Collected data
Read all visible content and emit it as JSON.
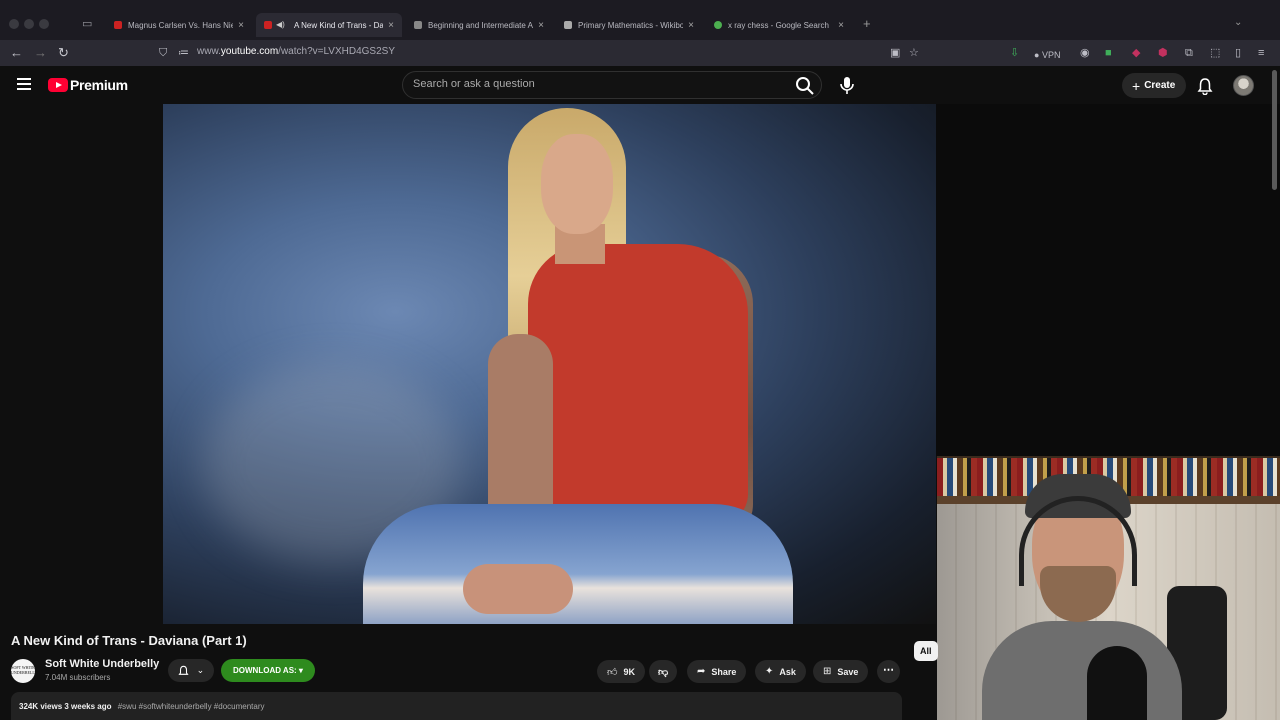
{
  "browser": {
    "tabs": [
      {
        "label": "Magnus Carlsen Vs. Hans Niem",
        "favicon_color": "#cc2222"
      },
      {
        "label": "A New Kind of Trans - Davia",
        "favicon_color": "#cc2222"
      },
      {
        "label": "Beginning and Intermediate Alg",
        "favicon_color": "#888888"
      },
      {
        "label": "Primary Mathematics - Wikiboo",
        "favicon_color": "#aaaaaa"
      },
      {
        "label": "x ray chess - Google Search",
        "favicon_color": "#4caf50"
      }
    ],
    "new_tab_symbol": "+",
    "url_prefix": "www.",
    "url_domain": "youtube.com",
    "url_path": "/watch?v=LVXHD4GS2SY",
    "vpn_label": "VPN"
  },
  "youtube": {
    "brand": "Premium",
    "search_placeholder": "Search or ask a question",
    "create_label": "Create"
  },
  "video": {
    "title": "A New Kind of Trans - Daviana (Part 1)",
    "channel_name": "Soft White Underbelly",
    "channel_avatar_text": "SOFT WHITE UNDERBELLY",
    "subscribers": "7.04M subscribers",
    "download_label": "DOWNLOAD AS: ▾",
    "likes": "9K",
    "share_label": "Share",
    "ask_label": "Ask",
    "save_label": "Save",
    "views_date": "324K views  3 weeks ago",
    "tags": "#swu #softwhiteunderbelly #documentary",
    "filter_chip": "All"
  },
  "colors": {
    "youtube_red": "#ff0033",
    "download_green": "#2e8b1e",
    "page_bg": "#0f0f0f"
  }
}
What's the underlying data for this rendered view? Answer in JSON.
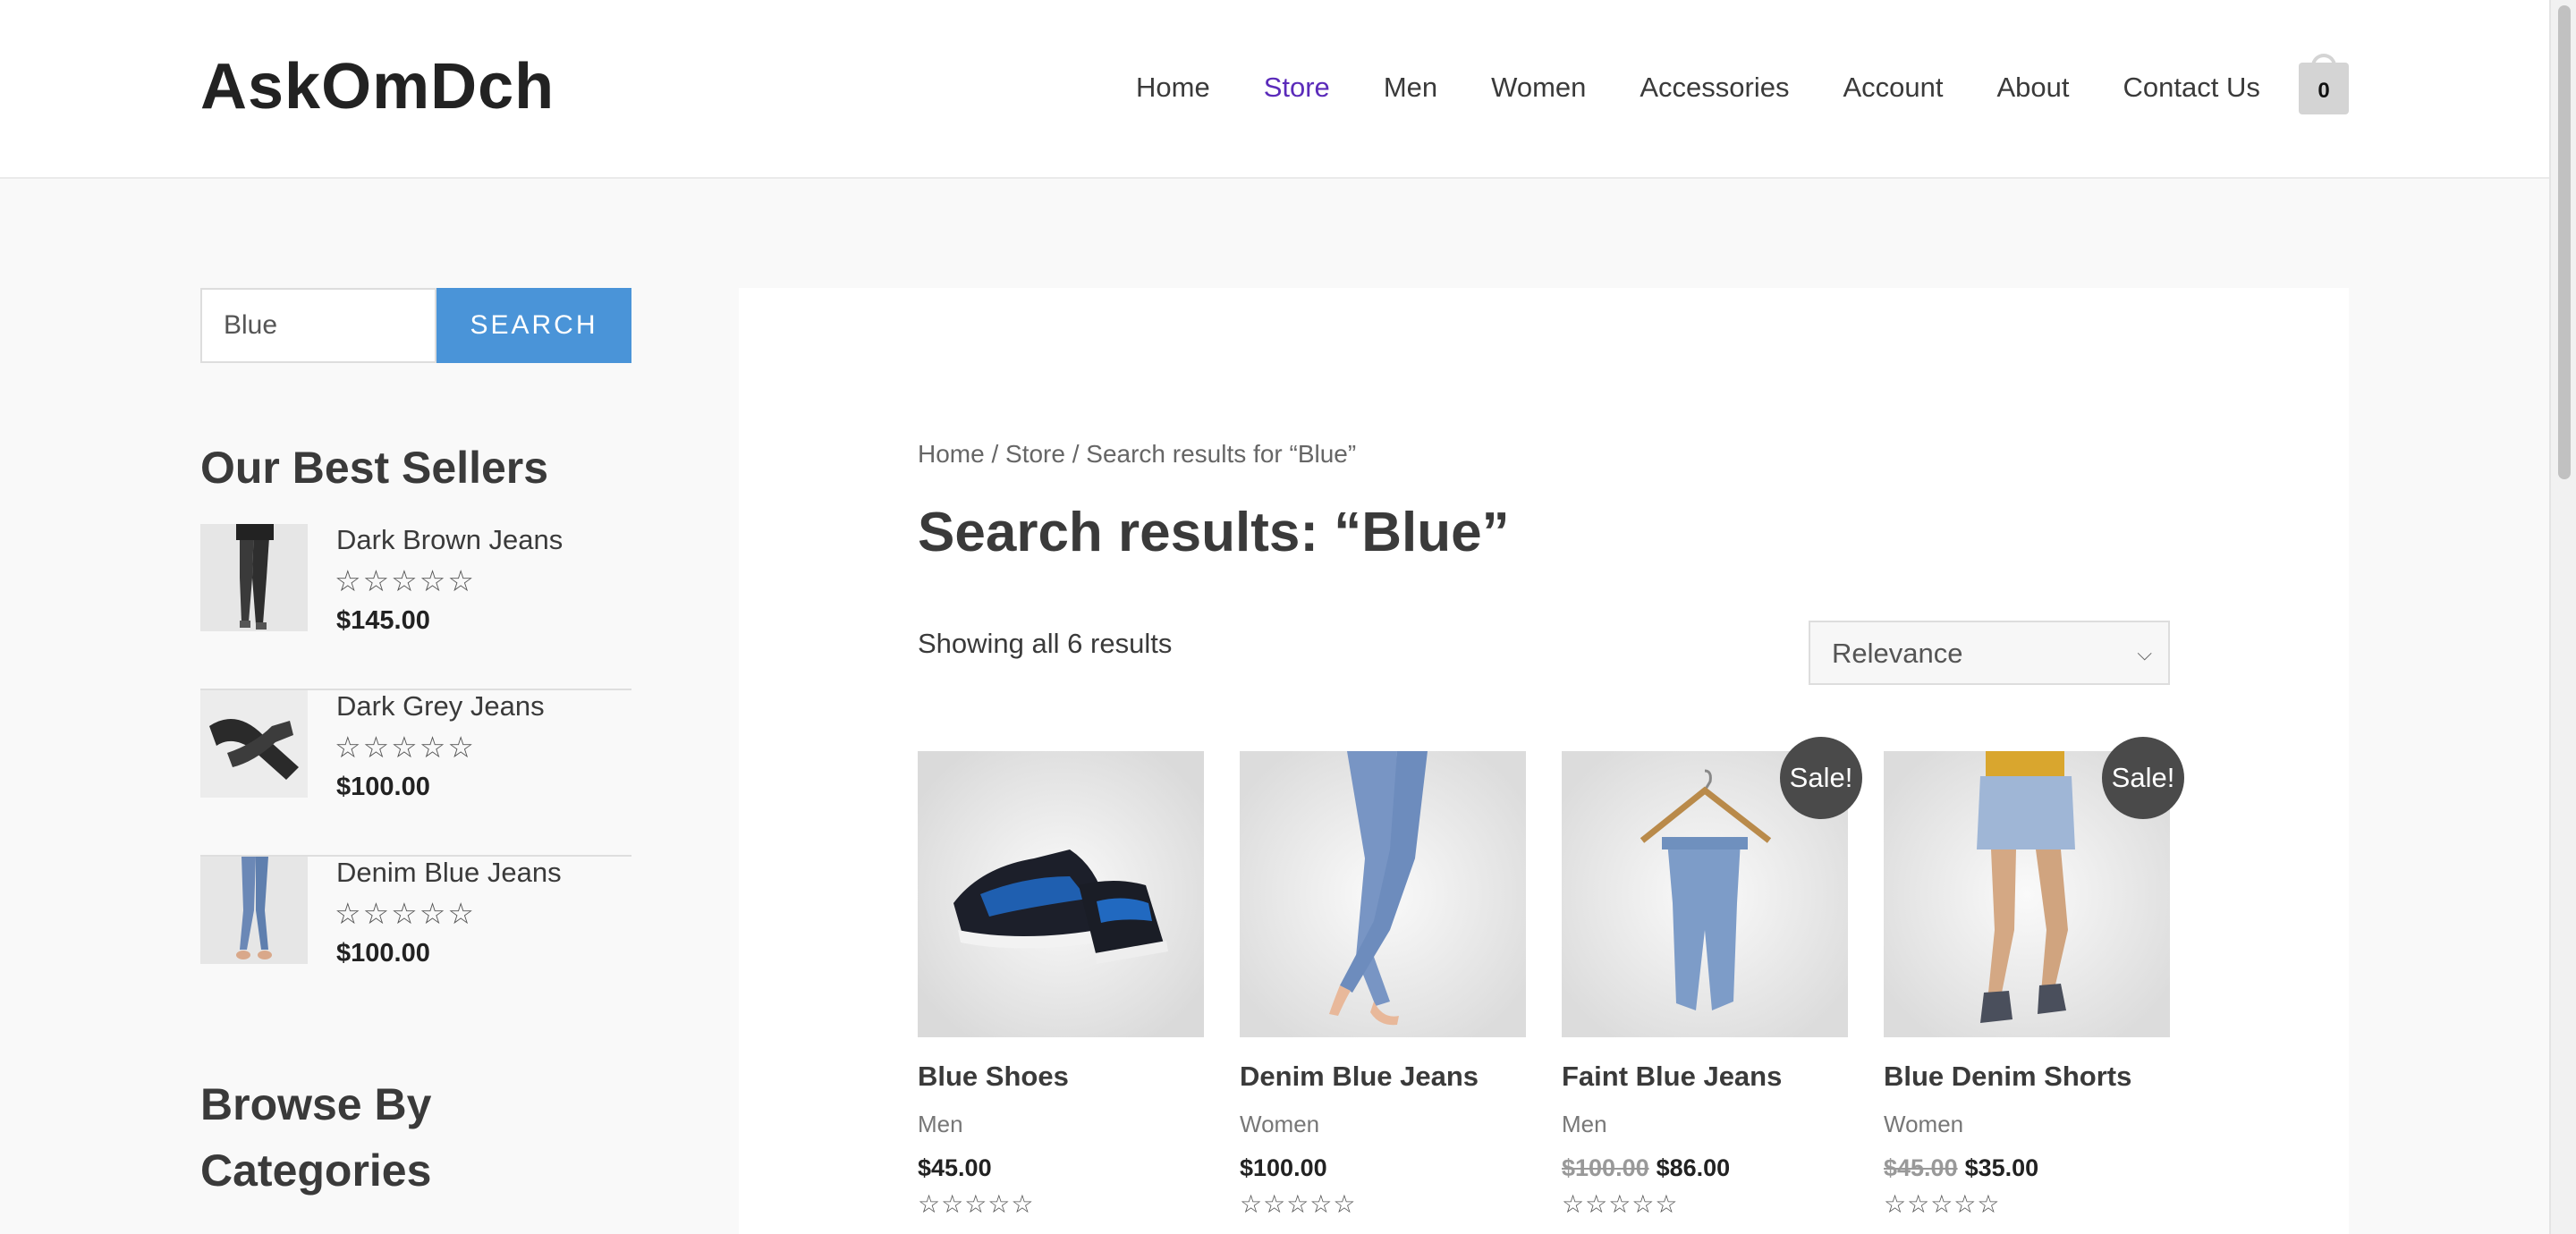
{
  "site": {
    "logo": "AskOmDch",
    "cart_count": "0"
  },
  "nav": [
    "Home",
    "Store",
    "Men",
    "Women",
    "Accessories",
    "Account",
    "About",
    "Contact Us"
  ],
  "nav_active": "Store",
  "sidebar": {
    "search_value": "Blue",
    "search_button": "SEARCH",
    "best_sellers_title": "Our Best Sellers",
    "best_sellers": [
      {
        "name": "Dark Brown Jeans",
        "price": "$145.00",
        "stars": "☆☆☆☆☆",
        "rating": 0
      },
      {
        "name": "Dark Grey Jeans",
        "price": "$100.00",
        "stars": "☆☆☆☆☆",
        "rating": 0
      },
      {
        "name": "Denim Blue Jeans",
        "price": "$100.00",
        "stars": "☆☆☆☆☆",
        "rating": 0
      }
    ],
    "categories_title": "Browse By Categories"
  },
  "main": {
    "breadcrumb": "Home / Store / Search results for “Blue”",
    "title": "Search results: “Blue”",
    "result_count": "Showing all 6 results",
    "orderby": "Relevance",
    "products": [
      {
        "name": "Blue Shoes",
        "category": "Men",
        "old_price": "",
        "price": "$45.00",
        "sale": "",
        "stars": "☆☆☆☆☆",
        "rating": 0
      },
      {
        "name": "Denim Blue Jeans",
        "category": "Women",
        "old_price": "",
        "price": "$100.00",
        "sale": "",
        "stars": "☆☆☆☆☆",
        "rating": 0
      },
      {
        "name": "Faint Blue Jeans",
        "category": "Men",
        "old_price": "$100.00",
        "price": "$86.00",
        "sale": "Sale!",
        "stars": "☆☆☆☆☆",
        "rating": 0
      },
      {
        "name": "Blue Denim Shorts",
        "category": "Women",
        "old_price": "$45.00",
        "price": "$35.00",
        "sale": "Sale!",
        "stars": "☆☆☆☆☆",
        "rating": 0
      }
    ]
  },
  "colors": {
    "accent": "#4a94d8",
    "nav_active": "#5b2bba",
    "sale_badge": "#4a4a4a"
  }
}
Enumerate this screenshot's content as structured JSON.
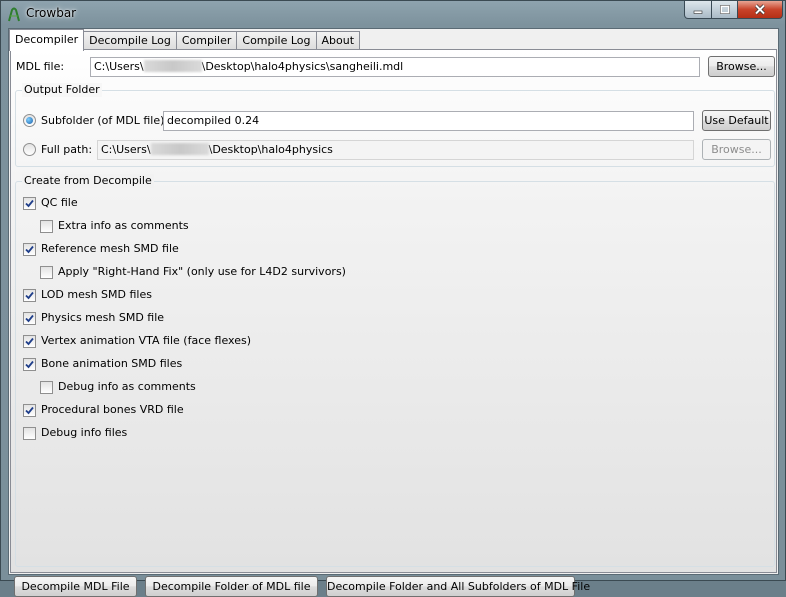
{
  "window": {
    "title": "Crowbar",
    "accent_close": "#c8432a"
  },
  "tabs": [
    {
      "label": "Decompiler",
      "active": true
    },
    {
      "label": "Decompile Log",
      "active": false
    },
    {
      "label": "Compiler",
      "active": false
    },
    {
      "label": "Compile Log",
      "active": false
    },
    {
      "label": "About",
      "active": false
    }
  ],
  "mdl": {
    "label": "MDL file:",
    "path_prefix": "C:\\Users\\",
    "path_suffix": "\\Desktop\\halo4physics\\sangheili.mdl",
    "browse_label": "Browse..."
  },
  "output": {
    "group_title": "Output Folder",
    "subfolder_label": "Subfolder (of MDL file):",
    "subfolder_value": "decompiled 0.24",
    "use_default_label": "Use Default",
    "fullpath_label": "Full path:",
    "fullpath_prefix": "C:\\Users\\",
    "fullpath_suffix": "\\Desktop\\halo4physics",
    "browse_label": "Browse...",
    "selected": "subfolder"
  },
  "create": {
    "group_title": "Create from Decompile",
    "options": [
      {
        "label": "QC file",
        "checked": true,
        "indent": false
      },
      {
        "label": "Extra info as comments",
        "checked": false,
        "indent": true
      },
      {
        "label": "Reference mesh SMD file",
        "checked": true,
        "indent": false
      },
      {
        "label": "Apply \"Right-Hand Fix\" (only use for L4D2 survivors)",
        "checked": false,
        "indent": true
      },
      {
        "label": "LOD mesh SMD files",
        "checked": true,
        "indent": false
      },
      {
        "label": "Physics mesh SMD file",
        "checked": true,
        "indent": false
      },
      {
        "label": "Vertex animation VTA file (face flexes)",
        "checked": true,
        "indent": false
      },
      {
        "label": "Bone animation SMD files",
        "checked": true,
        "indent": false
      },
      {
        "label": "Debug info as comments",
        "checked": false,
        "indent": true
      },
      {
        "label": "Procedural bones VRD file",
        "checked": true,
        "indent": false
      },
      {
        "label": "Debug info files",
        "checked": false,
        "indent": false
      }
    ]
  },
  "actions": {
    "decompile_file": "Decompile MDL File",
    "decompile_folder": "Decompile Folder of MDL file",
    "decompile_all": "Decompile Folder and All Subfolders of MDL File"
  }
}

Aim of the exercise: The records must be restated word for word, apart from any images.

Solution to this exercise:
Read all visible content and emit it as JSON.
{
  "browser": {
    "tabs": [
      {
        "label": "Magnus Carlsen Vs. Hans Niem",
        "favicon_color": "#cc2222"
      },
      {
        "label": "A New Kind of Trans - Davia",
        "favicon_color": "#cc2222"
      },
      {
        "label": "Beginning and Intermediate Alg",
        "favicon_color": "#888888"
      },
      {
        "label": "Primary Mathematics - Wikiboo",
        "favicon_color": "#aaaaaa"
      },
      {
        "label": "x ray chess - Google Search",
        "favicon_color": "#4caf50"
      }
    ],
    "new_tab_symbol": "+",
    "url_prefix": "www.",
    "url_domain": "youtube.com",
    "url_path": "/watch?v=LVXHD4GS2SY",
    "vpn_label": "VPN"
  },
  "youtube": {
    "brand": "Premium",
    "search_placeholder": "Search or ask a question",
    "create_label": "Create"
  },
  "video": {
    "title": "A New Kind of Trans - Daviana (Part 1)",
    "channel_name": "Soft White Underbelly",
    "channel_avatar_text": "SOFT WHITE UNDERBELLY",
    "subscribers": "7.04M subscribers",
    "download_label": "DOWNLOAD AS: ▾",
    "likes": "9K",
    "share_label": "Share",
    "ask_label": "Ask",
    "save_label": "Save",
    "views_date": "324K views  3 weeks ago",
    "tags": "#swu #softwhiteunderbelly #documentary",
    "filter_chip": "All"
  },
  "colors": {
    "youtube_red": "#ff0033",
    "download_green": "#2e8b1e",
    "page_bg": "#0f0f0f"
  }
}
What's the underlying data for this rendered view? Answer in JSON.
{
  "site": {
    "logo": "AskOmDch",
    "cart_count": "0"
  },
  "nav": [
    "Home",
    "Store",
    "Men",
    "Women",
    "Accessories",
    "Account",
    "About",
    "Contact Us"
  ],
  "nav_active": "Store",
  "sidebar": {
    "search_value": "Blue",
    "search_button": "SEARCH",
    "best_sellers_title": "Our Best Sellers",
    "best_sellers": [
      {
        "name": "Dark Brown Jeans",
        "price": "$145.00",
        "stars": "☆☆☆☆☆",
        "rating": 0
      },
      {
        "name": "Dark Grey Jeans",
        "price": "$100.00",
        "stars": "☆☆☆☆☆",
        "rating": 0
      },
      {
        "name": "Denim Blue Jeans",
        "price": "$100.00",
        "stars": "☆☆☆☆☆",
        "rating": 0
      }
    ],
    "categories_title": "Browse By Categories"
  },
  "main": {
    "breadcrumb": "Home / Store / Search results for “Blue”",
    "title": "Search results: “Blue”",
    "result_count": "Showing all 6 results",
    "orderby": "Relevance",
    "products": [
      {
        "name": "Blue Shoes",
        "category": "Men",
        "old_price": "",
        "price": "$45.00",
        "sale": "",
        "stars": "☆☆☆☆☆",
        "rating": 0
      },
      {
        "name": "Denim Blue Jeans",
        "category": "Women",
        "old_price": "",
        "price": "$100.00",
        "sale": "",
        "stars": "☆☆☆☆☆",
        "rating": 0
      },
      {
        "name": "Faint Blue Jeans",
        "category": "Men",
        "old_price": "$100.00",
        "price": "$86.00",
        "sale": "Sale!",
        "stars": "☆☆☆☆☆",
        "rating": 0
      },
      {
        "name": "Blue Denim Shorts",
        "category": "Women",
        "old_price": "$45.00",
        "price": "$35.00",
        "sale": "Sale!",
        "stars": "☆☆☆☆☆",
        "rating": 0
      }
    ]
  },
  "colors": {
    "accent": "#4a94d8",
    "nav_active": "#5b2bba",
    "sale_badge": "#4a4a4a"
  }
}
Enumerate this screenshot's content as structured JSON.
{
  "window": {
    "title": "Crowbar",
    "accent_close": "#c8432a"
  },
  "tabs": [
    {
      "label": "Decompiler",
      "active": true
    },
    {
      "label": "Decompile Log",
      "active": false
    },
    {
      "label": "Compiler",
      "active": false
    },
    {
      "label": "Compile Log",
      "active": false
    },
    {
      "label": "About",
      "active": false
    }
  ],
  "mdl": {
    "label": "MDL file:",
    "path_prefix": "C:\\Users\\",
    "path_suffix": "\\Desktop\\halo4physics\\sangheili.mdl",
    "browse_label": "Browse..."
  },
  "output": {
    "group_title": "Output Folder",
    "subfolder_label": "Subfolder (of MDL file):",
    "subfolder_value": "decompiled 0.24",
    "use_default_label": "Use Default",
    "fullpath_label": "Full path:",
    "fullpath_prefix": "C:\\Users\\",
    "fullpath_suffix": "\\Desktop\\halo4physics",
    "browse_label": "Browse...",
    "selected": "subfolder"
  },
  "create": {
    "group_title": "Create from Decompile",
    "options": [
      {
        "label": "QC file",
        "checked": true,
        "indent": false
      },
      {
        "label": "Extra info as comments",
        "checked": false,
        "indent": true
      },
      {
        "label": "Reference mesh SMD file",
        "checked": true,
        "indent": false
      },
      {
        "label": "Apply \"Right-Hand Fix\" (only use for L4D2 survivors)",
        "checked": false,
        "indent": true
      },
      {
        "label": "LOD mesh SMD files",
        "checked": true,
        "indent": false
      },
      {
        "label": "Physics mesh SMD file",
        "checked": true,
        "indent": false
      },
      {
        "label": "Vertex animation VTA file (face flexes)",
        "checked": true,
        "indent": false
      },
      {
        "label": "Bone animation SMD files",
        "checked": true,
        "indent": false
      },
      {
        "label": "Debug info as comments",
        "checked": false,
        "indent": true
      },
      {
        "label": "Procedural bones VRD file",
        "checked": true,
        "indent": false
      },
      {
        "label": "Debug info files",
        "checked": false,
        "indent": false
      }
    ]
  },
  "actions": {
    "decompile_file": "Decompile MDL File",
    "decompile_folder": "Decompile Folder of MDL file",
    "decompile_all": "Decompile Folder and All Subfolders of MDL File"
  }
}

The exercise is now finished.